Florida is currently experiencing an environmental hell. Our rivers and estuaries -- basically, the coast's nurseries for baby sea life -- are being devastated.
Blob-like, the deterioration of South Florida's waterways creeps forth inexorably from the chemical dump formerly known as Lake Okeechobee. The water there has been polluted by high levels of phosphorus in run-off from agricultural areas surrounding the lake.
(Here are some pretty scary pictures of the pollution.)
A particularly wet summer caused dangerously high water levels in the lake, leading to the dumping of lake water into the Caloosahatchee and St. Lucie Rivers. This has led to algae blooms and other toxic consequences affecting estuaries in Stuart on the East Coast and Fort Myers on the west. The effects are spilling into the Indian River Lagoon and, most lately, Lake Worth Lagoon.
See also: - Rick Scott's Cuts Dilute Water Laws
Every action has an equal (hopefully) and opposite reaction, though. And in this case, thankfully, the reaction has been citizens organizing to fight the pollution, mimicking the bloom of the algae with outbursts of social networking.
The strongest examples have been in Martin County, where the Facebook group "Save the St. Lucie River and Martin County Wildlife" since early August has resulted in public demonstrations involving thousands and has another event set for this weekend; and the group "Save the Indian River Lagoon" has drawn nearly 5,000 members.
Later entrants in this digital arena are the groups "Save the Caloosahatchee River," formed September 3 and already with 1,000 members, and "Save Palm Beach County's Waterways," just four days old this afternoon and ninety-odd strong.
The groups' pages are filled with news reports, scientific studies, and action alerts of official meetings. They're places where activists of varied affiliation and just plain interested citizens mingle and share, like an enviro version of the Star Wars cantina scene.
Nyla Pipes, a Port St. Lucie resident and a cofounder of the Indian River group, started the Palm Beach County group. She took a break from a meeting last night with her "river warriors" and told New Times she found it "kind of shocking" when she moved here from environmentally conscious Washington state three years ago and found that "fights we'd been fighting in the Pacific Northwest since the '70s still need to be fought here."
Pipes hopes to hand the Palm Beach County group off to Palm Beach County residents, leading to a "peaceful, educated, grass-roots movement" that will be "showing up at public meetings and spreading the word. Someone had to set it rolling, because there just isn't much time left."

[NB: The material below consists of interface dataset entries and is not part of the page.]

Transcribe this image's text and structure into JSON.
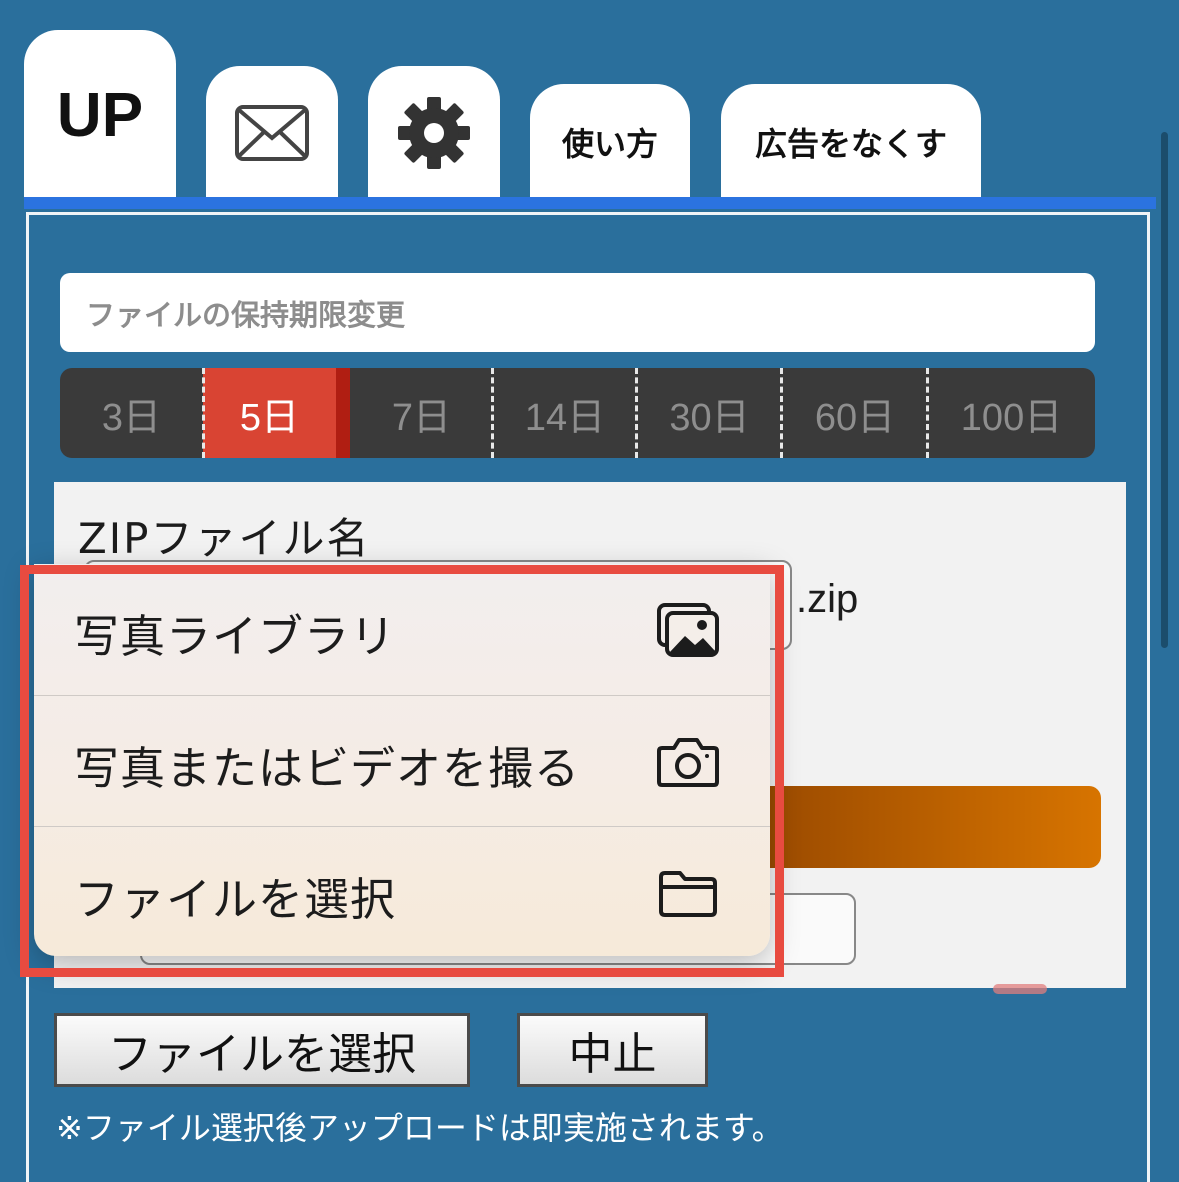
{
  "tabs": {
    "up": "UP",
    "mail_icon": "envelope-icon",
    "settings_icon": "gear-icon",
    "howto": "使い方",
    "noads": "広告をなくす"
  },
  "retention": {
    "header": "ファイルの保持期限変更",
    "options": [
      "3日",
      "5日",
      "7日",
      "14日",
      "30日",
      "60日",
      "100日"
    ],
    "selected": "5日"
  },
  "zip": {
    "label": "ZIPファイル名",
    "value": "",
    "ext": ".zip"
  },
  "action_menu": {
    "items": [
      {
        "label": "写真ライブラリ",
        "icon": "photo-library-icon"
      },
      {
        "label": "写真またはビデオを撮る",
        "icon": "camera-icon"
      },
      {
        "label": "ファイルを選択",
        "icon": "folder-icon"
      }
    ]
  },
  "buttons": {
    "select_file": "ファイルを選択",
    "cancel": "中止"
  },
  "note": "※ファイル選択後アップロードは即実施されます。",
  "colors": {
    "background": "#2a6f9c",
    "accent_blue": "#2b73e0",
    "selected_segment": "#d94433",
    "highlight_red": "#e84b40",
    "orange": "#d77400"
  }
}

We'd add to that: Don't buy the hype about Rick Scott's come-to-Jesus environmental awareness. When push comes to shove, Ricky and his boys still bow to the money, as Ag Commish Adam Putnam made clear to industry group Florida Water Forum last week, in which he boasted to the room of "victory" in a major environmental court case. Translation: "We don't care how you do it up north at the EPA; we'll set our own pollution rules."
Citizen awareness and pressure are critical to preservation of our water.
Fire Ant -- an invasive species, tinged bright red, with an annoying, sometimes-fatal sting -- covers Palm Beach County. Got feedback or a tip? Contact [email protected]